Thus year's Taliban offensive in northern Afghanistan is aided by large numbers of Central Asian militants who have joined the Taliban's fight in an apparent bid to secure a safe haven for staging a comeback in their home countries.

Dostum's spokesman Sultan Faizi says more than 80 Taliban fighters were killed in last week's operation in Khamab. He says an equal number of fighters ditched their motorcycles and fled to the Amu Darya island in boats.

"One option for them is to surrender. And another option is that they will be eliminated because winter is coming and they don't have access to resources, logistics, or food," Faizi said. "In fact, they are naturally surrounded."

Faizi says Dostum has been in contact with Turkmenistan's envoy to Afghanistan to explore ways of handling the insurgents.

He added Ashgabat has taken the "necessary measures" and expressed readiness in countering any potential spillover of the insurgents onto Turkmen soil.

According to Reuters, a spokesman for the Taliban denied their fighters were besieged. The spokesman, who was not named, claimed their fighters were on the Afghan side of the island to fight the Afghan security forces.

Dostum, however, was less upbeat. He told reporters on October 25 the insurgents were using women and children as human shields.

"This is the problem of the operation: It is very hard to tell a foe from a friend under such circumstances," he said. "We need to avoid casualties among the civilian population and our servicemen."

Turkmenistan is seen as being the most vulnerable of the three Central Asian countries bordering Afghanistan. Russia, China, and the United States have helped Tajikistan to protect its long border with Afghanistan, and Uzbekistan's short border with its eastern neighbor is well protected. Turkmenistan's long border with Afghanistan, however, is extremely vulnerable to militant infiltration.

Moscow is leading the Central Asian nations in expressing concerns over rising insecurity in northern Afghanistan.

Earlier this month, Russian President Vladimir Putin said the countries in the Commonwealth of Independent States (CIS) could create a joint task force to protect the grouping's external borders. He told journalists that closer military cooperation is necessary because the situation in Afghanistan is "close to critical."

In a meeting on October 16, the leaders of Armenia, Azerbaijan, Belarus, Kyrgyzstan, Russia, Tajikistan, Kazakhstan, and Uzbekistan signed a statement on combating international terrorism.

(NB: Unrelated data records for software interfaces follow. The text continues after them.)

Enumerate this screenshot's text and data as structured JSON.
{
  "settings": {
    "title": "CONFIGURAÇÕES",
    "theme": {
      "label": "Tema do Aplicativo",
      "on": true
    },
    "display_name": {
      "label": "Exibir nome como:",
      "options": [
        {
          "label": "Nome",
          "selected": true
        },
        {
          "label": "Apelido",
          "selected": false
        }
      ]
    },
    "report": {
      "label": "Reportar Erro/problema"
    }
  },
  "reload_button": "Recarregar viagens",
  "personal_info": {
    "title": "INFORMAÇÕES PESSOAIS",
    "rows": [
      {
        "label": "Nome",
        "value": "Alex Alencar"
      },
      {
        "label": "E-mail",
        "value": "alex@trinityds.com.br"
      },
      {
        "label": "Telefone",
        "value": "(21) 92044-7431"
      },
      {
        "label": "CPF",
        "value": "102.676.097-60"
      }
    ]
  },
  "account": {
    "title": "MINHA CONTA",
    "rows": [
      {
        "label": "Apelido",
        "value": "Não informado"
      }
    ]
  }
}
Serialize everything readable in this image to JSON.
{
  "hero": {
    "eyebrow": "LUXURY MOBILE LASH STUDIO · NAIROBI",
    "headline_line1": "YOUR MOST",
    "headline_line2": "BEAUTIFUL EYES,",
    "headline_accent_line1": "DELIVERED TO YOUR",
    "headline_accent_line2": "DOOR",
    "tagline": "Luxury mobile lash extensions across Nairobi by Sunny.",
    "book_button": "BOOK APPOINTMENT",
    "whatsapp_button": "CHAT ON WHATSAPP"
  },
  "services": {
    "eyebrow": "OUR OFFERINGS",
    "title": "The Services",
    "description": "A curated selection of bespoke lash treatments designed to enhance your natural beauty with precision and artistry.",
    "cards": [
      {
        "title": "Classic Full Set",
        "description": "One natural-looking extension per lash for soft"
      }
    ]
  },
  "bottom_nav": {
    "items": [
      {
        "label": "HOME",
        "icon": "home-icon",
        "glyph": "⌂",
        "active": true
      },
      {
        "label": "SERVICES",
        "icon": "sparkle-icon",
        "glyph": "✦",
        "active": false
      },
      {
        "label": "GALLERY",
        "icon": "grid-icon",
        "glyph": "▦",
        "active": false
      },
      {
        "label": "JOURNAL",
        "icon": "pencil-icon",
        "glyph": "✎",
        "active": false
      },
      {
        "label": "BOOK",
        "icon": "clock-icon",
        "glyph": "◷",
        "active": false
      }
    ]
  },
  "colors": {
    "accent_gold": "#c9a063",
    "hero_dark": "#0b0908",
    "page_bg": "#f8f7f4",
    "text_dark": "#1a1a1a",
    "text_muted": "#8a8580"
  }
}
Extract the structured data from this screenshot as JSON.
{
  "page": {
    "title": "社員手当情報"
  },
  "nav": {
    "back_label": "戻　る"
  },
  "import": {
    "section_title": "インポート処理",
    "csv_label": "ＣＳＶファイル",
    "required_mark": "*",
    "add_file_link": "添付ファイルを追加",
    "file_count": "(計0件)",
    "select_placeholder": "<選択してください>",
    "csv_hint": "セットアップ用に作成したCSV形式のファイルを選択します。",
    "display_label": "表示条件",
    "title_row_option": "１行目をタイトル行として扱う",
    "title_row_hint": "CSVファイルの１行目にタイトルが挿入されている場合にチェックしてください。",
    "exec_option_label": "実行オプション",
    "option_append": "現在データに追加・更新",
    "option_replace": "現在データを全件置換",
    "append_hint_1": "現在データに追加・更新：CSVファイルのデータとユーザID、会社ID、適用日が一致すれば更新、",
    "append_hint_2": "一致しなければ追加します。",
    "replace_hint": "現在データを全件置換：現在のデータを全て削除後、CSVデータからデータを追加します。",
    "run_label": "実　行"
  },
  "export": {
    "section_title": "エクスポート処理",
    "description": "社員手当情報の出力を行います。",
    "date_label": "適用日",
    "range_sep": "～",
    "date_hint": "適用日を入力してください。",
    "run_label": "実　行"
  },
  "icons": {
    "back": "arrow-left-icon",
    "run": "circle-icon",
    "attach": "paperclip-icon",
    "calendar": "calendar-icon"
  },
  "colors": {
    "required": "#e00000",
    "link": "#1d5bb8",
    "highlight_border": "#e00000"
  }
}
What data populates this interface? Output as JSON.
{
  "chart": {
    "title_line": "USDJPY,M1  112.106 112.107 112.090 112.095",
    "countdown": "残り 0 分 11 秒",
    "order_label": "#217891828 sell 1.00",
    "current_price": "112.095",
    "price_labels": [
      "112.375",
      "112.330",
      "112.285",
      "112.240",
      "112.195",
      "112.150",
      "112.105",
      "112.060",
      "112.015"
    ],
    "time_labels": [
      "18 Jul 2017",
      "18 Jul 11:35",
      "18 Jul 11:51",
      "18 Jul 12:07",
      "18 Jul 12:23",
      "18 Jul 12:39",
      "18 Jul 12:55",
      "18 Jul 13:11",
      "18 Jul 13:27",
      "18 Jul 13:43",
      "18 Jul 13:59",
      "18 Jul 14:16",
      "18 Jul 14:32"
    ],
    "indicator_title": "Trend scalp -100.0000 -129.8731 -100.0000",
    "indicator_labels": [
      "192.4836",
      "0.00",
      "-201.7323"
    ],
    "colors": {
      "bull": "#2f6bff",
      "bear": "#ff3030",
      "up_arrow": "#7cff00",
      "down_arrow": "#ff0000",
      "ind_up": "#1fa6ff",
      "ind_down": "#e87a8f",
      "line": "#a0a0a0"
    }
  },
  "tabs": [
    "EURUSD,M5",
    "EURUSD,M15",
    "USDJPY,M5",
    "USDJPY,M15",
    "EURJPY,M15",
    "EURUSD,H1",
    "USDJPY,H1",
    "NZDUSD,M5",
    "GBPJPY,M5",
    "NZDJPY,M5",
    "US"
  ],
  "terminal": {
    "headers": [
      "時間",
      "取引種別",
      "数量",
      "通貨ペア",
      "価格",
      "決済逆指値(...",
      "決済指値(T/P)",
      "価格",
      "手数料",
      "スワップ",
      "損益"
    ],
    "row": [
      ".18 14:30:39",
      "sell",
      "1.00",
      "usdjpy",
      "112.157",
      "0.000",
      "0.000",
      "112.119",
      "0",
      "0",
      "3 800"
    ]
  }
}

At the meeting, held in Kazakhstan, they also agreed on military and border-security cooperation through 2020.

"Terrorists of various stripes are gaining more and more influence and are not hiding their plans for further expansion," Putin told journalists. "One of their aims is to make a breakthrough into the Central Asian region. It is important for us to be ready to react to such a scenario together."

In Khamab, Ahmed says the situation is critical. He called on the Afghan government to secure his district.

"My main concern is that a weak government response will prompt locals to support the Taliban and fight from within their homes," he said.

With reporting by Reuters and IFEX